Artist: Nobuya Hitsuda
This exhibition will showcase paintings and drawings created since the 1990s, along with newly crafted pieces that use work boards that were used and passed on from the Aichi Prefectural University of the Arts to Tokyo University of the Arts laboratory rooms.
Nobuya Hitsuda reconstructs familiar landscapes- mountains, ponds, vacant parking lots, brick walls, wire fences, crushed cans, and flowers- employing geometric forms like oblique and straight lines, circles, triangles, and rectangles, complemented by vibrant and deep colors. This unique approach compresses distant and close-up views, forming a distinctive spatial experience. Hitsuda's motifs are often everyday landscapes, yet the composition offers a mysteriously intriguing realm where past and present intersect and flow continuously.
Born in 1941 in Ota Ward, Tokyo, Hitsuda spent his formative years in post-war Tokyo, where the ground of the streets was still exposed. Often climbing up the banks of the Tama River, he gazed at the views of the river's shifting attitude, shaped by typhoons and floods, and Tokyo's changing landscape during the economic boom(*1) which remains to be the recurring scenery of Hitsuda Nobuya’s paintings. His keen observations of various artworks across eras, along with exposure to movies, theater, and architecture, became the foundation for constructing rich sceneries through the accumulation of visual experiences in the city.
The exhibition's title, "○△□" might bring to mind zenga paintings by Sengai. However, the emphasis here seems to lean more toward the direct morphological meaning of ○△□ than its religious or symbolic connotations. The circular imagery that is frequented in the exhibition portrays landscapes in flux, such as ponds, puddles, or vacant parking lots undergoing construction. Compositions featuring geometric forms lack a vanishing point, and the interplay of oblique and straight lines introduces fluctuations in the image. One’s perspective remains unfixed, and one’s gaze meanders diagonally, vertically, and horizontally from the center, causing the reflected landscape itself to oscillate.

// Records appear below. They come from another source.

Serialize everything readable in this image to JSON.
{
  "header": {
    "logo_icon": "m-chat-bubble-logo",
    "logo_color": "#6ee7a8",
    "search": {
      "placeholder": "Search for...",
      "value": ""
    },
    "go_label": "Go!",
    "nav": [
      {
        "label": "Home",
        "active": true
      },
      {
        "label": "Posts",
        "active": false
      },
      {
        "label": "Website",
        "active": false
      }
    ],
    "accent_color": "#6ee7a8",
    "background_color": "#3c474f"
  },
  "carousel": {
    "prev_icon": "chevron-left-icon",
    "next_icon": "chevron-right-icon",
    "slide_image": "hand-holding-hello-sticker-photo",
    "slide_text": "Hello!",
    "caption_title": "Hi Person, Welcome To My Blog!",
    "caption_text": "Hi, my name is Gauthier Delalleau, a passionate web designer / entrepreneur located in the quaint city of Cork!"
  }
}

A landscape emerges by gathering fragments of scenery from here and there, "changing its form like a creature while calmly being there"(*2) in both the past and present. It is not only Nobuya Hitsuda’s Scenes Passed by but also, perhaps, the idea that it is one’s own scenes passing by.
*1: Konishi Nobuyuki, "Nobuya Hitsuda: Leading Straight to the Landscape" (‘In the Little Playground, Hitsuda Nobuya and his surrounding students,’ Aichi Triennale Executive Committee, 2009)
*2: Nobuya Hitsuda, “Scenes Passed by" ('Nobuya Hitsuda: Scenes Passed by,' Tokyo University of the Arts Publishing, 2008)
October 8 to December 3, 2023
12:00 PM - 7:00 PM
2-14-2 Komagome, Toshima-ku, Tokyo 173-0003
2 minute walk from the East exit of Komagome Station on the JR Yamanote line, 2 minute walk from exit 4 at Komagome Station on the Namboku line.